It helped that two of the U.S. players, Adam Page of Lancaster and Paul Schaus of Buffalo, had ties to the community. And both players didn’t disappoint their supporters as Page led the U.S. in points while Schaus played solid defense while chipping in a pair of timely goals.
“The whole tournament I was just focused on my game and went and had fun with it the entire week,” said Page. “It was really a great week for me, but I couldn’t have done it without my linemates, too, so hats off to them.”
From the drop of the puck in the opening game against Russia until long after the final buzzer sounded on Sunday’s title game, the fans gave the U.S. players something that means as much as the gold medal hanging around their neck. They gave them the respect that is normally given to any high level athlete who wears the red, white and blue on the international arena.
It also gives future generations of disabled athletes the chance to dream of one day representing their country in front of an arena packed with loyal fans screaming their names.
“To win a World Championship on home soil is special and I can definitely say that I’ll look back in a few years and say that people were able to live it through us,” said goalie Steve Cash, who has backstopped the U.S. to a third World Championship title in addition to a pair of Paralympic gold medals.
“A lot of time in the past we’ve won big games like this on foreign soil and people get to watch it on TV. The fact that fans got to come out and support us and see us come out on top it makes it a great feeling.”
Thanks to the support from the local community, and the national television coverage, there is a new legion of sled hockey fans around the country. And where once they toiled in relative anonymity, now names like Cash, Farmer, Roybal and Landeros are quickly becoming household names with USA Hockey fans everywhere.

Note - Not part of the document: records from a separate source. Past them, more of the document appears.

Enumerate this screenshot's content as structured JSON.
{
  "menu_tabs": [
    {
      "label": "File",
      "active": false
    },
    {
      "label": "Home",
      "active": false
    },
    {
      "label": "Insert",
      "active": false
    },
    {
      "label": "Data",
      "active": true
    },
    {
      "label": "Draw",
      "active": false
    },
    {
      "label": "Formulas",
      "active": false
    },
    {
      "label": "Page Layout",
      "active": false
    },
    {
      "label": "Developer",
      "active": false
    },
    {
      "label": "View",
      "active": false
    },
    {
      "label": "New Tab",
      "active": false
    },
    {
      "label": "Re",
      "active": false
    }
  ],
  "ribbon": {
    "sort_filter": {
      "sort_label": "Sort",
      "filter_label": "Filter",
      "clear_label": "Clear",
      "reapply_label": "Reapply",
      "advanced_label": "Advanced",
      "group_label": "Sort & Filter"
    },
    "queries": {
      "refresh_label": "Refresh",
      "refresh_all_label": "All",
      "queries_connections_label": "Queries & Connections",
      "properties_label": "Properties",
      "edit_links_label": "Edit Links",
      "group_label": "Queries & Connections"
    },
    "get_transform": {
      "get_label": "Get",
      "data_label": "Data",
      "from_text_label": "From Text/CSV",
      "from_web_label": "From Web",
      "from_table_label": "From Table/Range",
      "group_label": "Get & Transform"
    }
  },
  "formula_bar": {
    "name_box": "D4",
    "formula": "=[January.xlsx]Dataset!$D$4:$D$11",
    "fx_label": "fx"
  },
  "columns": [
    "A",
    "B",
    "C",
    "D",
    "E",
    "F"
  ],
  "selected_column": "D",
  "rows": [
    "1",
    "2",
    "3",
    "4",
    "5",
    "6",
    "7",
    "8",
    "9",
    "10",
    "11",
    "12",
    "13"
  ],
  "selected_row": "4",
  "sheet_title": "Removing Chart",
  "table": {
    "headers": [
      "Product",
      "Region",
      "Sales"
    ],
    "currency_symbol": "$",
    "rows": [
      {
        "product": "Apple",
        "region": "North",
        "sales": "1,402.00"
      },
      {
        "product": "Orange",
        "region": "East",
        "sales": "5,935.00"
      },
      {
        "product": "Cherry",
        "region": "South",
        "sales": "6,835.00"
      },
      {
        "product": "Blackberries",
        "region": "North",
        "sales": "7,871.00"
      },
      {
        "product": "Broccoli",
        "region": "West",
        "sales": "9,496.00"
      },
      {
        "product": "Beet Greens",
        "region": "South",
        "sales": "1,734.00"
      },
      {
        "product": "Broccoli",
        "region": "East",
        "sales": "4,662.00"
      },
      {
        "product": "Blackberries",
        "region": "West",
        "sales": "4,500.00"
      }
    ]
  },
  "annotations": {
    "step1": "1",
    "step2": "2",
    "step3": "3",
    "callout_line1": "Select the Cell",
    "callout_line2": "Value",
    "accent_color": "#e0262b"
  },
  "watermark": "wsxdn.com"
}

“It’s just showing the huge potential the sport has in and of itself,” Cash said.
“When I first started playing in 2005 my family struggled to just to see it go from little tidbits here and there of the Torino Games on the computer. Now our games are played live on the middle of a Sunday. [The 2014 Paralympic Games] brought a lot of attention last year and this will bring as much if not more. It makes the future bright for the sport.”
Tag(s): 2015 Sled Worlds